The boat carves its way through the glassy green water. The sun’s baking down, laying on my shoulders like a hot towel but when I trail my hand down the side of the boat I can feel the coolness of the air above the water. I flex my fingers, enjoying the play of cold air through them, and then drop them into the sea. It’s like reaching into an icy jewel - the dazzling reflection of the sun scattering into luminous, oily curls of jade and emerald.
I really want to go for a swim. When can I?
We round one of Tresco’s headlands. I can see everything on the sea floor - pebbles, sand rippled like a ploughed field, fish flicking about so fast you blink, again thinking it’s my eyes playing tricks. This is the colour the sea should be when you’re on holiday. This is exactly that colour. But it also stirs my fragments of childhood memories from Cyprus. I can taste a snorkel, smell a rock-pool. I know how delicious that water is.
It turns out that visiting the sub-tropical gardens at Tresco is my Mum’s idea – and we don’t have time to go swimming. She’s more interested in what’s on land - a “perennial Kew Gardens” containing most of Scilly’s 20,000 exotic plant species, brought here from 80 countries including South Africa, Brazil, New Zealand and Burma.

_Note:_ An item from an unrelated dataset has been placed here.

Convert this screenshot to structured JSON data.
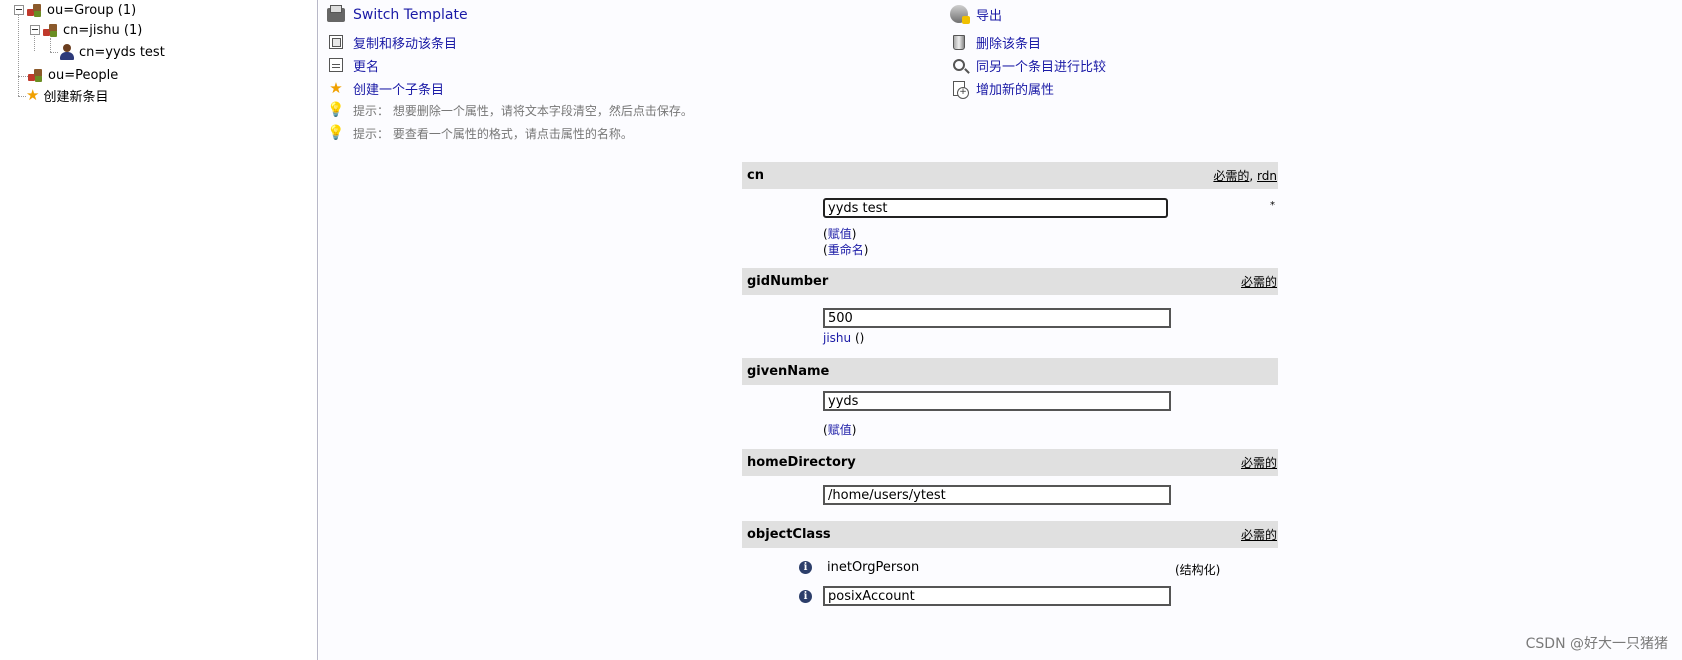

Anyway, it was cold and you’d have got really wet, my mum tells me when we’re back in Yorkshire with the rain coming down hard. Decades later, I know she half-lied - in UK terms, this is some of the warmest water we enjoy, between 8°C and 16°C right through the year. (Not exactly Caribbean as such, but you take what you can get in Northern Europe.)
So it’s with a sense of unfinished business that I leave Scilly with my parents, six days later. These islands may be a small place, small enough to vanish when you zoom outwards on Google Maps to take in all of Cornwall - but in terms of sheer unlikeliness of experience, they’re a landmark of the British Isles.
Go see it to believe it.
If you'd like to go and see the Isles of Scilly for yourself, join Wheel & Anchor in April 2021 as we head to explore Cornwall & the Isles of Scilly - get all the information here!